| What to work on |
Wherever the listing has a line with the string "this", copy that line out.

= = =

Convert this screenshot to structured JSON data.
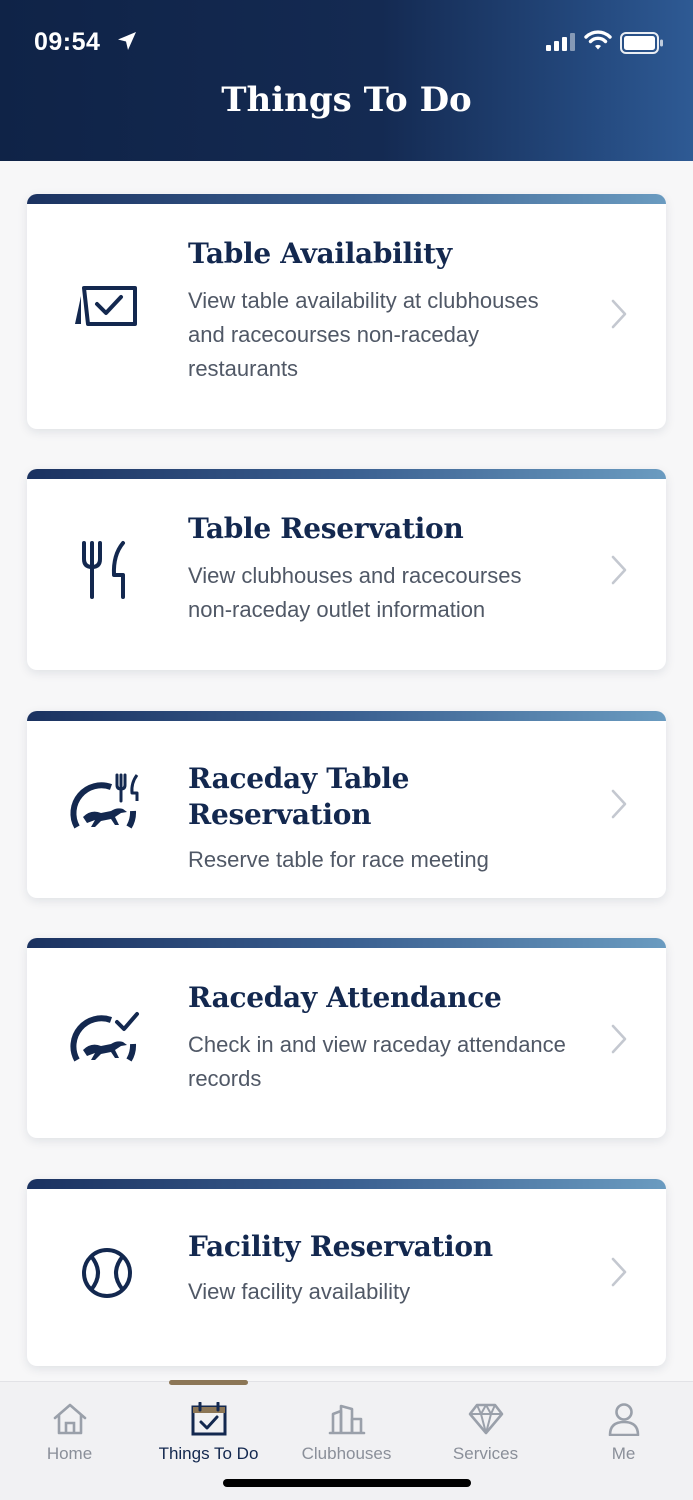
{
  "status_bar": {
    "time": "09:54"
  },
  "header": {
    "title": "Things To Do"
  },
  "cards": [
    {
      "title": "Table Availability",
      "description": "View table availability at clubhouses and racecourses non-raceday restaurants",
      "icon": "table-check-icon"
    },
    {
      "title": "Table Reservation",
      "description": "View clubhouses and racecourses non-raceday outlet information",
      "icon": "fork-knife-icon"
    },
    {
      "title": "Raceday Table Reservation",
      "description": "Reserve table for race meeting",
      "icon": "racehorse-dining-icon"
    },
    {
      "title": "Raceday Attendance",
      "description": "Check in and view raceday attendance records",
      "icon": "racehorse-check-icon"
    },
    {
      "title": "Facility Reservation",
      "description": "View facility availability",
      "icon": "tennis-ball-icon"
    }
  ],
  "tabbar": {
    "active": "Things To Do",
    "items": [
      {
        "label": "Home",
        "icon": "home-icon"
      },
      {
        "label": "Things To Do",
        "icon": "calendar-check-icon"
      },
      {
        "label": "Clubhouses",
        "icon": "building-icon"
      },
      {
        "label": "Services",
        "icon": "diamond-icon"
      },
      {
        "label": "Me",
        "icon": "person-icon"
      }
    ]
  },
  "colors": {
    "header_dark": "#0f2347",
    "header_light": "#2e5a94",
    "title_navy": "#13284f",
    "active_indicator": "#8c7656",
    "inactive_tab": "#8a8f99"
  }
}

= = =

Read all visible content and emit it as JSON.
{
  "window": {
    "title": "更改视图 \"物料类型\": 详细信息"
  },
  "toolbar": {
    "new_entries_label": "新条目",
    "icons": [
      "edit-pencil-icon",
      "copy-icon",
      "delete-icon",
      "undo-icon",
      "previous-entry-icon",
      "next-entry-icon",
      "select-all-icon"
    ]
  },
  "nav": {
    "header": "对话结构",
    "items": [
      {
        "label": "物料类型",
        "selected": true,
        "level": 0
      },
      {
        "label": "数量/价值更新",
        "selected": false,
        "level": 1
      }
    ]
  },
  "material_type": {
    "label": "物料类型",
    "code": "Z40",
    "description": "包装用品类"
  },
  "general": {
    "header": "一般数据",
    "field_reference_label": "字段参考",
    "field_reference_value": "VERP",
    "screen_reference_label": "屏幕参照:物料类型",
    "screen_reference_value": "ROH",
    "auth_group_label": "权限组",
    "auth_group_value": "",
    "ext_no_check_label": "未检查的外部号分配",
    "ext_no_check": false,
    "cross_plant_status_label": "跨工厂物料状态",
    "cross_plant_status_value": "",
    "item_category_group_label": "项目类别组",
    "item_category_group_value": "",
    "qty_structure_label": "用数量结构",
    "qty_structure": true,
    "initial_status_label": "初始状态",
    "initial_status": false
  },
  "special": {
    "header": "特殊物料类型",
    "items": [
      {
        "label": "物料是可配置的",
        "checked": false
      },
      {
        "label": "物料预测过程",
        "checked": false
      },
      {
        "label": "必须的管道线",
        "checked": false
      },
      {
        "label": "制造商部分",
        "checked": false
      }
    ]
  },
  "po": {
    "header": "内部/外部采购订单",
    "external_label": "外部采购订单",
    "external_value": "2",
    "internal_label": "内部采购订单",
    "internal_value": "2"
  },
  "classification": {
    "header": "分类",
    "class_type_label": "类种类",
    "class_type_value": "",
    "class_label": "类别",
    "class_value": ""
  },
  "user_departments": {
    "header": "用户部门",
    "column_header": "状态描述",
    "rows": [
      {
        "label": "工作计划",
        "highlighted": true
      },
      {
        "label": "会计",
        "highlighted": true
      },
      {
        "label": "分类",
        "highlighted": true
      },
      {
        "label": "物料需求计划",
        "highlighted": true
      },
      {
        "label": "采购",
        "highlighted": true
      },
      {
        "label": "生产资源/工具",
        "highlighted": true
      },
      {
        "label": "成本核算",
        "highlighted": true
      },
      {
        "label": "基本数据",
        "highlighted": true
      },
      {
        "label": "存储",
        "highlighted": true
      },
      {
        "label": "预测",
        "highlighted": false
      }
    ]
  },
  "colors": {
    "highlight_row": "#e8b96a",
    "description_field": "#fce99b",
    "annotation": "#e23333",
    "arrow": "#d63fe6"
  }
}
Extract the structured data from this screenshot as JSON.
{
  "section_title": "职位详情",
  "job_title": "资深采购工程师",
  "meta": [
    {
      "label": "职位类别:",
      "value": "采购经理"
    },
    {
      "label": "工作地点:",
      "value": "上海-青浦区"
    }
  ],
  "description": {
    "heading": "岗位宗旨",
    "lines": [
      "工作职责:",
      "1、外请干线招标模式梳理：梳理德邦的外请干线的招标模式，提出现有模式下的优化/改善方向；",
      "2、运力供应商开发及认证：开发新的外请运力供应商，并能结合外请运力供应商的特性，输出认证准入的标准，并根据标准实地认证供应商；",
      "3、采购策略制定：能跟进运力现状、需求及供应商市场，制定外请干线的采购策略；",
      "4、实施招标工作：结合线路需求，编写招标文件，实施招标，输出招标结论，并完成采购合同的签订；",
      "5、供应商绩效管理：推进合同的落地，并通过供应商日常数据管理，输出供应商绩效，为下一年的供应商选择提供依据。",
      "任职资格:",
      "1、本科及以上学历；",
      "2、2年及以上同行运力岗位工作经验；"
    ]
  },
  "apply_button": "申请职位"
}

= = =

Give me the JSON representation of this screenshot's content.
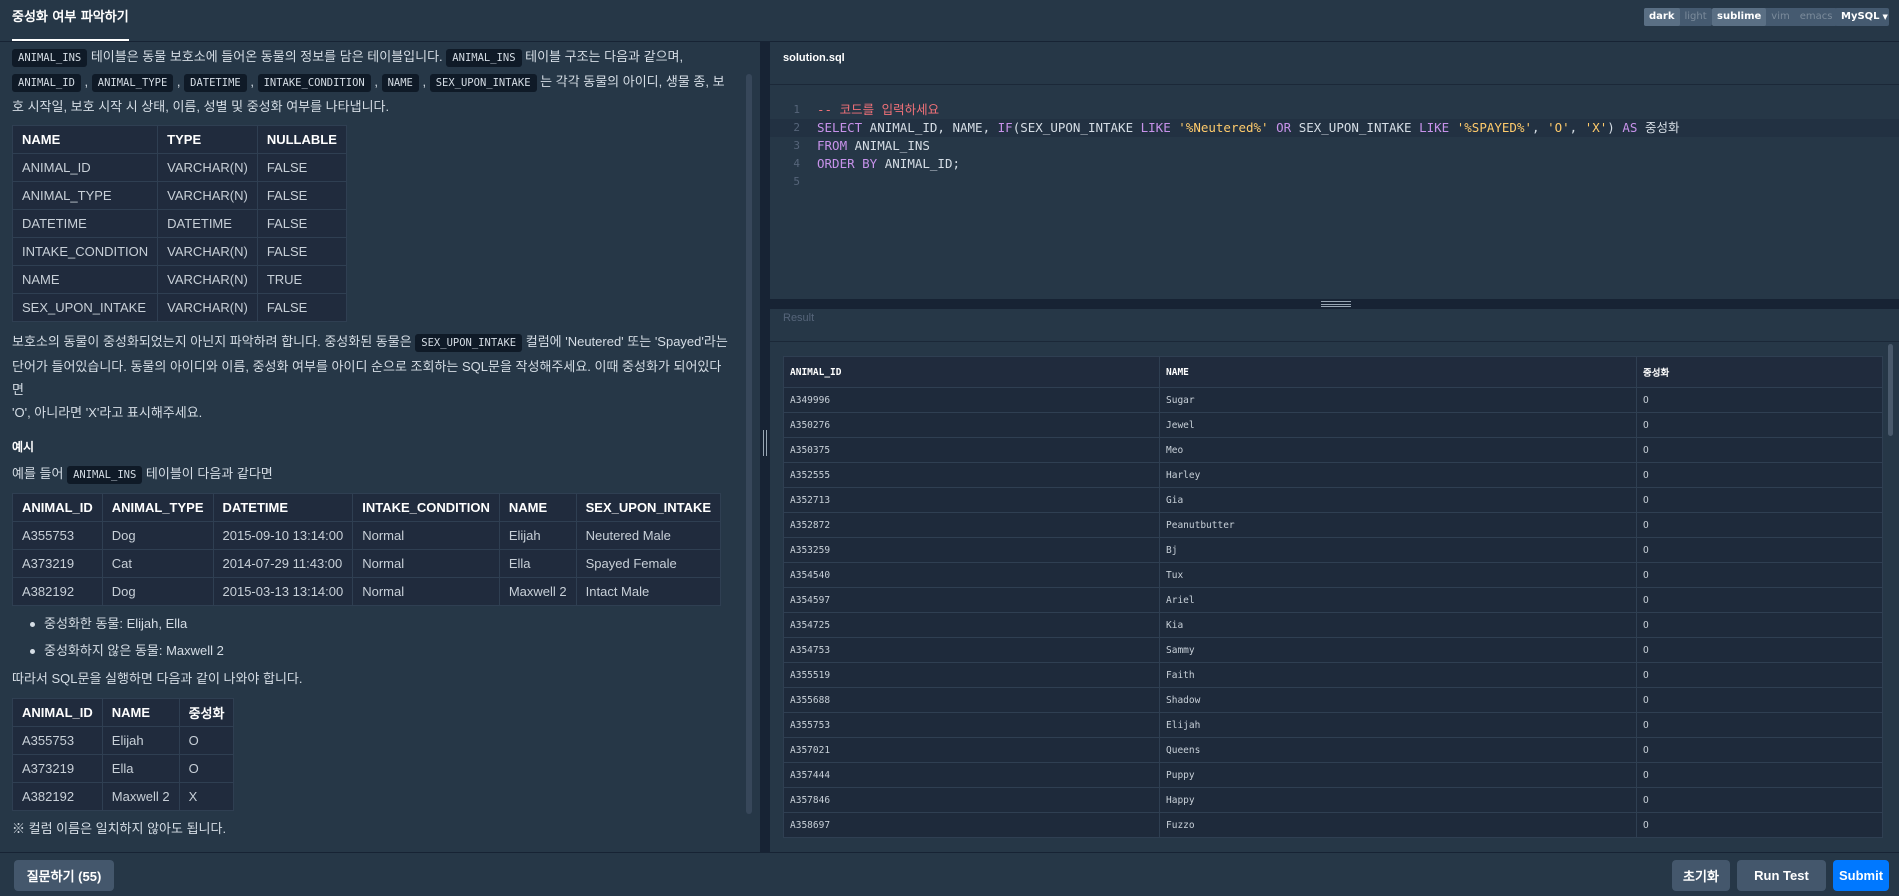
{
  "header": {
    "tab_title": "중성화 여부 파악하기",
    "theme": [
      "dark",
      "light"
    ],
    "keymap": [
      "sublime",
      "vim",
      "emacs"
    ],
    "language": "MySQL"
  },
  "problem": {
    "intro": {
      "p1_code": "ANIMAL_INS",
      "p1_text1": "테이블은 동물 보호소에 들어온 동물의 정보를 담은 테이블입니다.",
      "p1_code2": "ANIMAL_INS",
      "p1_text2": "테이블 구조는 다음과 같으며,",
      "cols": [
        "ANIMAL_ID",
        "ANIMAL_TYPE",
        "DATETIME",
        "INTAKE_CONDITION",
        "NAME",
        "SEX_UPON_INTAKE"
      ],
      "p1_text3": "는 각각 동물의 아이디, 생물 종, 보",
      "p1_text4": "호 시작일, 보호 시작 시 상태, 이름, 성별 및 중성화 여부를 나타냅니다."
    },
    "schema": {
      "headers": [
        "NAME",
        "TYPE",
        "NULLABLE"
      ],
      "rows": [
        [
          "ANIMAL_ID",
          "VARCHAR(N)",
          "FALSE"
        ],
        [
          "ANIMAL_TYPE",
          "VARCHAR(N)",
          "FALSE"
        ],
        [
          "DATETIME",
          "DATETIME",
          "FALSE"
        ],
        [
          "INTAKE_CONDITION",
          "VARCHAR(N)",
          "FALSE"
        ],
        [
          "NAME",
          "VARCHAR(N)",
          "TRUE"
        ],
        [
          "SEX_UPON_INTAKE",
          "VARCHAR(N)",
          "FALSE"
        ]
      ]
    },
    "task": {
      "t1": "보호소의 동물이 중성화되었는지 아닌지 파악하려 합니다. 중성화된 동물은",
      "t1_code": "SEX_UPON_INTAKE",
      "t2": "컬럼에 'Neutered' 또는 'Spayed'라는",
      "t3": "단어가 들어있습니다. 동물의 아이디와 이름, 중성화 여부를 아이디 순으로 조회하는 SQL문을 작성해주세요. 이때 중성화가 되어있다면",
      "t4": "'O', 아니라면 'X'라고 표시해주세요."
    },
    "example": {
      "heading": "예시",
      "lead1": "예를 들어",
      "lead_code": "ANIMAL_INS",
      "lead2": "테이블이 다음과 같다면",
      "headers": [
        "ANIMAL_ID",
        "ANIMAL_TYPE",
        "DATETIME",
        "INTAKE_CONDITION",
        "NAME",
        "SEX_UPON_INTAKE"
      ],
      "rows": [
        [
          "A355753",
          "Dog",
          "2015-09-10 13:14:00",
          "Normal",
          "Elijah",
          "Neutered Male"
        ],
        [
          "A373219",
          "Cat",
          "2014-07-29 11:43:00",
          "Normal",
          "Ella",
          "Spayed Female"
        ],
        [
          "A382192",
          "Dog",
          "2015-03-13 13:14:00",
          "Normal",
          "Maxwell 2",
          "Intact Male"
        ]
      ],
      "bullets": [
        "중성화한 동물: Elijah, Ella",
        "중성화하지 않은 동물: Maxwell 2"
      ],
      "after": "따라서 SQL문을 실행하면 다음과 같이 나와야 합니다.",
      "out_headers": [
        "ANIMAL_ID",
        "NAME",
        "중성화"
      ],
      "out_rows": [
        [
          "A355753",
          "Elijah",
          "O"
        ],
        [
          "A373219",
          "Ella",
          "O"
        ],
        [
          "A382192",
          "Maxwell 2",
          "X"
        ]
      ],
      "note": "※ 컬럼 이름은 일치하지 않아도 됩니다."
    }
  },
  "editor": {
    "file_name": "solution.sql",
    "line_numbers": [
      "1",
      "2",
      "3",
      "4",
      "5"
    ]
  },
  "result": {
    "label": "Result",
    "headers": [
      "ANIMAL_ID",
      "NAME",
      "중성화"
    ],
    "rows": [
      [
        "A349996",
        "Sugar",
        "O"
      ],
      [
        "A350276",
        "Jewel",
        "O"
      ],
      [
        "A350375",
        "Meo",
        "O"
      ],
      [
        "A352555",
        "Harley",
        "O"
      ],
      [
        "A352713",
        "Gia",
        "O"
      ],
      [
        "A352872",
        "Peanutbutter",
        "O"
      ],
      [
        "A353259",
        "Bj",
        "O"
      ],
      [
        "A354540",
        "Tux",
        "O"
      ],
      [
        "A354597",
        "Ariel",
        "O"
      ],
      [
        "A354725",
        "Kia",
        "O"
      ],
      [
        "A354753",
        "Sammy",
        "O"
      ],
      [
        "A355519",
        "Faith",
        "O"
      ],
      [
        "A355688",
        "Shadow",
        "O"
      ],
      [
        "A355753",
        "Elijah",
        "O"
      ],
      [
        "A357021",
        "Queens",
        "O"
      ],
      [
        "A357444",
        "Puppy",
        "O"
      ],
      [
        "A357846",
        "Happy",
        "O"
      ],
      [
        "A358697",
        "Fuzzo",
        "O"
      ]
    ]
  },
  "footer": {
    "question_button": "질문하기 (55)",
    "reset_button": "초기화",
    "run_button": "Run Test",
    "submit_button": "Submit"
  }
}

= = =

| Written answer |
Convert this screenshot to structured JSON data.
Extract the structured data from this screenshot as JSON.
Give me the JSON representation of this screenshot's content.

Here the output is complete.